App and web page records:

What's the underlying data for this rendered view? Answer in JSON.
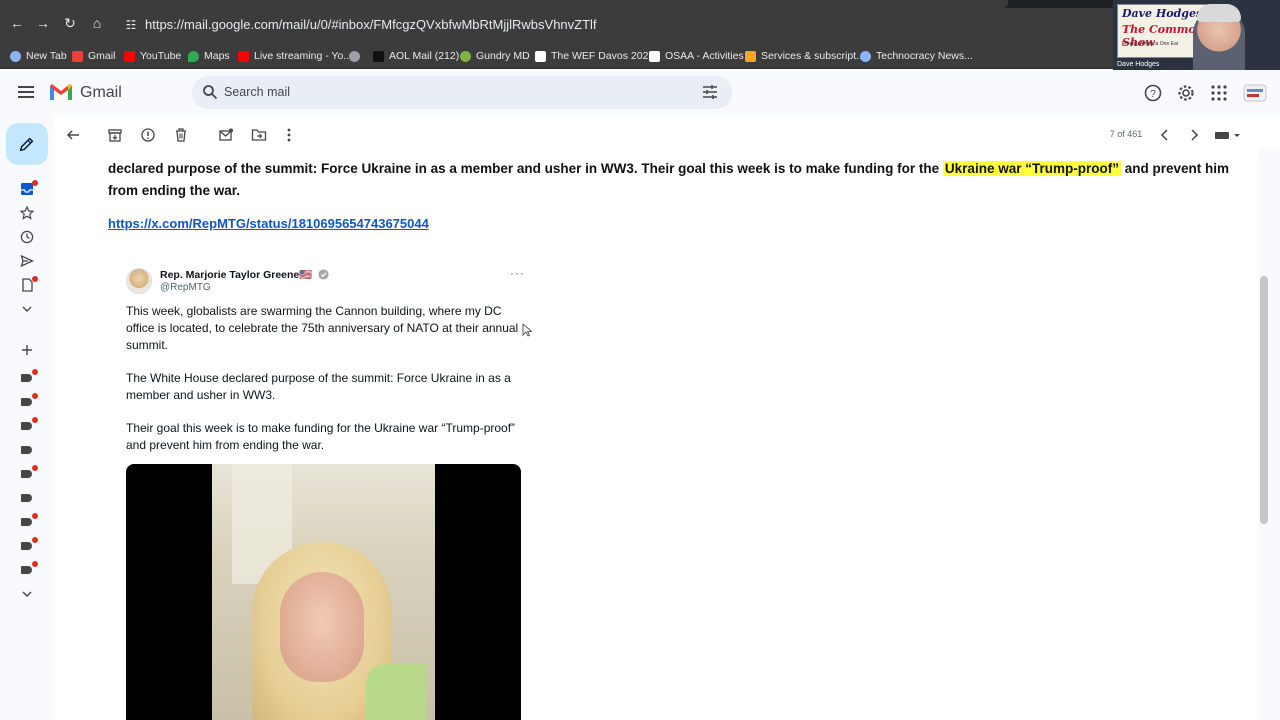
{
  "browser": {
    "url": "https://mail.google.com/mail/u/0/#inbox/FMfcgzQVxbfwMbRtMjjlRwbsVhnvZTlf",
    "bookmarks": [
      {
        "label": "New Tab",
        "color": "#8ab4f8"
      },
      {
        "label": "Gmail",
        "color": "#ea4335"
      },
      {
        "label": "YouTube",
        "color": "#ff0000"
      },
      {
        "label": "Maps",
        "color": "#34a853"
      },
      {
        "label": "Live streaming - Yo...",
        "color": "#ff0000"
      },
      {
        "label": "",
        "color": "#9aa0a6"
      },
      {
        "label": "AOL Mail (212)",
        "color": "#111111"
      },
      {
        "label": "Gundry MD",
        "color": "#7cb342"
      },
      {
        "label": "The WEF Davos 202...",
        "color": "#ffffff"
      },
      {
        "label": "OSAA - Activities",
        "color": "#ffffff"
      },
      {
        "label": "Services & subscript...",
        "color": "#f9a825"
      },
      {
        "label": "Technocracy News...",
        "color": "#8ab4f8"
      }
    ]
  },
  "overlay": {
    "logo_line1": "Dave Hodges",
    "logo_line2": "The Common",
    "logo_line2_end": "Show",
    "tagline": "Freeing America One Ear",
    "name": "Dave Hodges"
  },
  "gmail": {
    "app_name": "Gmail",
    "search_placeholder": "Search mail",
    "pager": "7 of 461"
  },
  "email": {
    "text_before": "declared purpose of the summit: Force Ukraine in as a member and usher in WW3. Their goal this week is to make funding for the ",
    "highlight": "Ukraine war “Trump-proof”",
    "text_after": " and prevent him from ending the war.",
    "link": "https://x.com/RepMTG/status/1810695654743675044",
    "tweet": {
      "name": "Rep. Marjorie Taylor Greene🇺🇸",
      "handle": "@RepMTG",
      "more": "···",
      "paragraphs": [
        "This week, globalists are swarming the Cannon building, where my DC office is located, to celebrate the 75th anniversary of NATO at their annual summit.",
        "The White House declared purpose of the summit: Force Ukraine in as a member and usher in WW3.",
        "Their goal this week is to make funding for the Ukraine war “Trump-proof” and prevent him from ending the war."
      ]
    }
  },
  "colors": {
    "highlight": "#ffff3a",
    "link": "#1155cc",
    "compose_bg": "#c2e7ff",
    "notification_dot": "#d93025"
  }
}
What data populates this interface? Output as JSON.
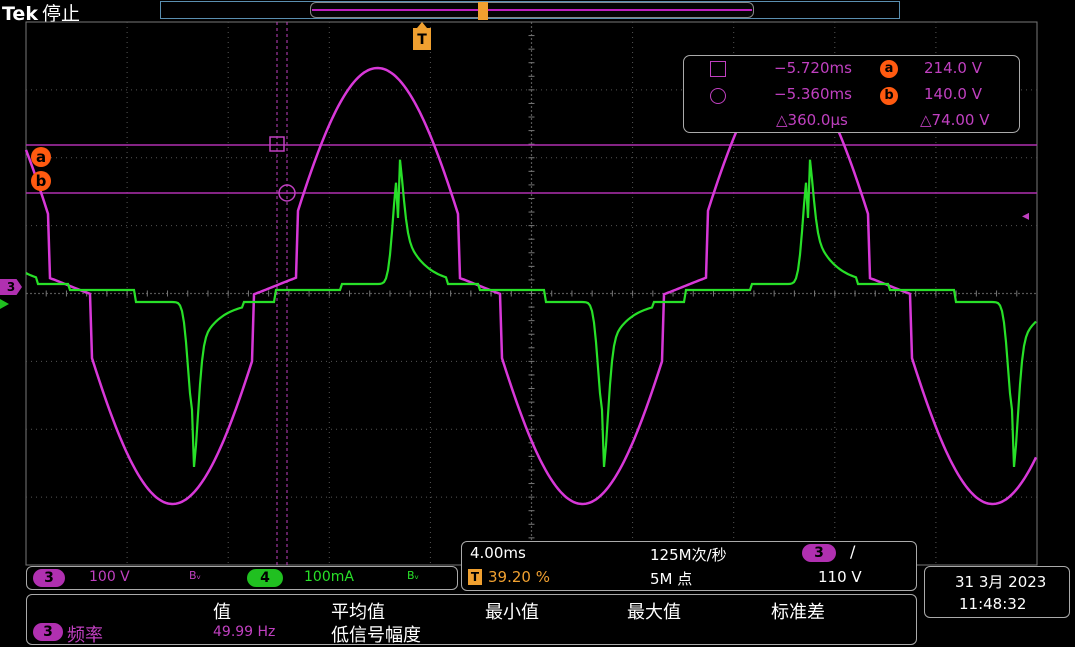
{
  "header": {
    "brand": "Tek",
    "status": "停止"
  },
  "trigger": {
    "marker": "T",
    "color": "#f0a030"
  },
  "ref_markers": {
    "a": "a",
    "b": "b"
  },
  "channel_tags": {
    "ch3": "3",
    "ch4": "4"
  },
  "cursor_readout": {
    "a_time": "−5.720ms",
    "a_marker": "a",
    "a_value": "214.0 V",
    "b_time": "−5.360ms",
    "b_marker": "b",
    "b_value": "140.0 V",
    "delta_time": "△360.0μs",
    "delta_value": "△74.00 V"
  },
  "channels": {
    "ch3": {
      "label": "3",
      "scale": "100 V",
      "color": "#d838d8"
    },
    "ch4": {
      "label": "4",
      "scale": "100mA",
      "color": "#28e028"
    },
    "bw_icon_label": "Bᵥ"
  },
  "acquisition": {
    "timebase": "4.00ms",
    "sample_rate": "125M次/秒",
    "trigger_pos": "39.20 %",
    "record_length": "5M 点",
    "trig_source": "3",
    "trig_slope": "/",
    "trig_level": "110 V"
  },
  "datetime": {
    "date": "31 3月 2023",
    "time": "11:48:32"
  },
  "measurements": {
    "headers": [
      "值",
      "平均值",
      "最小值",
      "最大值",
      "标准差"
    ],
    "row": {
      "source": "3",
      "name": "频率",
      "value": "49.99 Hz",
      "note": "低信号幅度"
    }
  }
}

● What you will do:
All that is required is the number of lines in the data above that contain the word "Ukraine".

● Response:
4